  4. Christena says

    Hi Barbara ~ I just found you here & on Facebook & Pinterest today, & I’m looking forward to trying out your recipes with my Deni Electric Pressure Cooker (which also steams, slow cooks, browns & warms). Do the non-gluten versions of pasta — rice, corn, etc. — hold up to pressure cooking, or do they just become mush? Thanks!

    • Barbara Schieving says

      Hi Christena – I’m sorry I haven’t tried gluten free pastas on the stove top nor in the pressure cooker. Perhaps just try a handful with some water and see how it holds up. Let me know. Thanks for the question.

  5. Beverly says

    How do I convert this recipe to a non-electric pressure cooker? I’ve used a p.c. for years, but am now just seeing recipes for electric cookers. Thanks so much!

    • Barbara Schieving says

      Hi Beverly – based on the Cook’s Illustrated recipe, here’s how I’d cook it in a stovetop pressure cooker: Cook the sausage, onion and garlic over medium high heat until meat is no longer pink and onion is tender, about 10 minutes, drain if necessary. Add remaining ingredients and stir to combine.

      Lock pressure-cooker lid in place and bring to high pressure over medium-high heat. As soon as pot reaches high pressure, reduce heat to medium-low and cook for 5 minutes, adjusting heat as needed to maintain high pressure.

      Do a quick pressure release.

      Bring mixture to simmer over medium-high heat and cook, stirring often, until pasta is tender, 2 to 5 minutes.

  6. says

    Looks delicious Barbara! Can’t wait to try your recipe. That’s a good idea to cook the pasta less and then simmer it. 6 minutes does seem to overcook some pasta just a tad sometimes…

  7. Carol says

    What a great quick meal this will make-especially during the final countdown to Christmas……..which is comin’ TOO fast for me.

    I would have never thought of cooking pasta in the pressure cooker-what a super idea! If it’s thumbs up from Cook’s Illustrated and you? I’m convinced-can’t wait to give it a try. I’m still using my stove top pressure cooker so will cut back a little on the time the first time to see how it goes….hopefully as delicious as yours.
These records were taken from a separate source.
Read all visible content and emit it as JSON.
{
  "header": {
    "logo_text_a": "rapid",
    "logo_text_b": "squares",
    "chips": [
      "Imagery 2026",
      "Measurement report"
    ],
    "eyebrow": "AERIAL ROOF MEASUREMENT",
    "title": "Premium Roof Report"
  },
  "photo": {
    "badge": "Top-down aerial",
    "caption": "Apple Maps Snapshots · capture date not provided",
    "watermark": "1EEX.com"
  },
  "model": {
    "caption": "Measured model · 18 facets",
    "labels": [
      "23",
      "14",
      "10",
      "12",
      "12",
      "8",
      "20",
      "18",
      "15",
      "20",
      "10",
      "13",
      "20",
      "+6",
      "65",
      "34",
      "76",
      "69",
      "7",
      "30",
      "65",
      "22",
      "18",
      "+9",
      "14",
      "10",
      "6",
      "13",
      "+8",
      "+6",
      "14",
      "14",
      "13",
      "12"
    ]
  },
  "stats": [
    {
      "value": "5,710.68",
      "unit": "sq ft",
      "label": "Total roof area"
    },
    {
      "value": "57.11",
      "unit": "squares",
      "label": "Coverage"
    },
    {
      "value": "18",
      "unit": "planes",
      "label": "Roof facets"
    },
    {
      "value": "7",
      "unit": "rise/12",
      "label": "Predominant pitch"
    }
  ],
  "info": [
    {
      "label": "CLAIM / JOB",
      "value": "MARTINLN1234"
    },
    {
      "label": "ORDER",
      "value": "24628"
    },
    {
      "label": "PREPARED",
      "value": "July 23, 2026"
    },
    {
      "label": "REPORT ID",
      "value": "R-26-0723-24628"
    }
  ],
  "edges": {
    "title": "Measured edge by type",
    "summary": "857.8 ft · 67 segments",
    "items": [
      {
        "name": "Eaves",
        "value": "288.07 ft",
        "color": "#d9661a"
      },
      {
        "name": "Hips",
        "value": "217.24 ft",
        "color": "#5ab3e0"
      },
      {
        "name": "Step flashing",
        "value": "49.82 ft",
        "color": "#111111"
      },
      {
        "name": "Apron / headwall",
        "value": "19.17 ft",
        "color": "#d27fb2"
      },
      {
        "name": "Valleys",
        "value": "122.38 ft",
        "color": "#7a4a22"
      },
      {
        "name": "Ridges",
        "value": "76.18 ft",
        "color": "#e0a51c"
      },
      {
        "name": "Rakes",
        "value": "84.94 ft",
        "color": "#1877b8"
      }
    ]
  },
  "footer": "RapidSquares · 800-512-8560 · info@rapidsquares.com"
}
    Thanks Barbara-and Merry Christmas to you and your family.

  8. says

    This recipe looks great and I’ll probably try it soon. However, do you have any recipes for sauce that don’t involve tomatoes or lots of cheese? My great-grandson likes pasta but he doesn’t seem to like tomato/spaghetti sauce and he gets way too much mac and cheese. What else could one make like this recipe (one-pot) only without the tomato? He’s only two so it’s a little early for the “take one bite before you say no” business. Maybe I’ll just have to wait until he is old enough for that but if I could find a sauce he would eat that is healthier than a bunch of melty cheese and could be cooked like this recipe, I’d be very happy.